Work order: Skip the pictures and return every entry exactly as written.

####################

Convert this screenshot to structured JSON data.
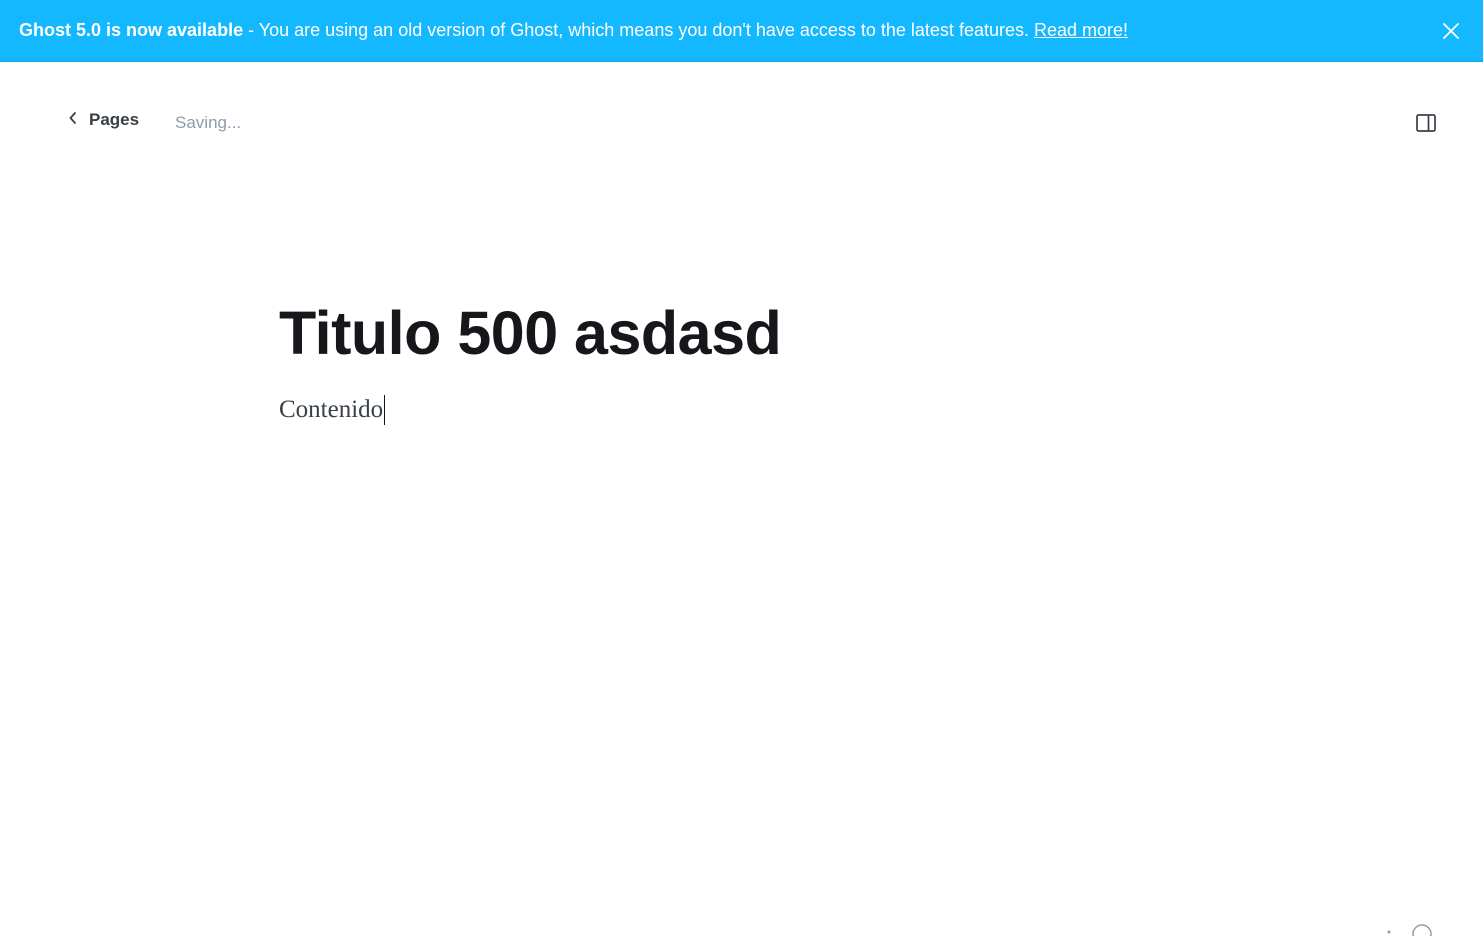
{
  "banner": {
    "headline": "Ghost 5.0 is now available",
    "message": " - You are using an old version of Ghost, which means you don't have access to the latest features. ",
    "link_label": "Read more!",
    "background_color": "#14b8ff",
    "close_icon": "close-icon"
  },
  "header": {
    "back_label": "Pages",
    "back_icon": "chevron-left-icon",
    "status_text": "Saving...",
    "sidebar_toggle_icon": "sidebar-toggle-icon"
  },
  "editor": {
    "title": "Titulo 500 asdasd",
    "body": "Contenido"
  }
}
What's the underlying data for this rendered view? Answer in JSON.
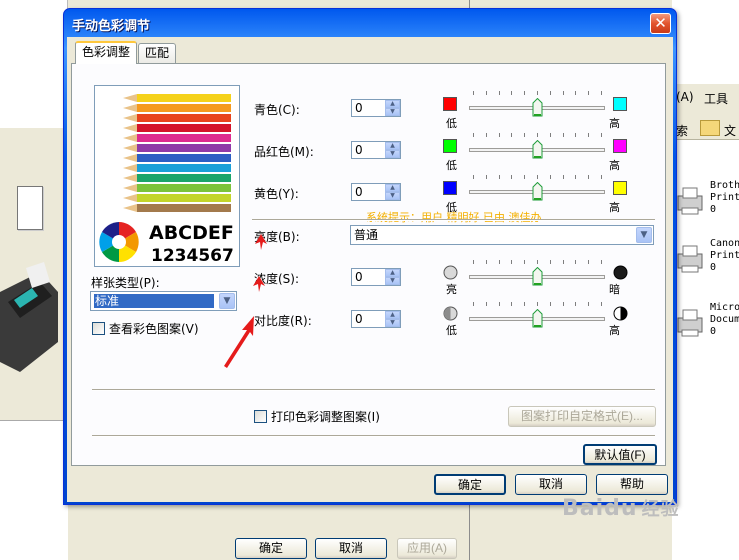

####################

Answer:
Convert this screenshot to structured JSON data.
{
  "banner": {
    "headline": "Ghost 5.0 is now available",
    "message": " - You are using an old version of Ghost, which means you don't have access to the latest features. ",
    "link_label": "Read more!",
    "background_color": "#14b8ff",
    "close_icon": "close-icon"
  },
  "header": {
    "back_label": "Pages",
    "back_icon": "chevron-left-icon",
    "status_text": "Saving...",
    "sidebar_toggle_icon": "sidebar-toggle-icon"
  },
  "editor": {
    "title": "Titulo 500 asdasd",
    "body": "Contenido"
  }
}
What's the underlying data for this rendered view? Answer in JSON.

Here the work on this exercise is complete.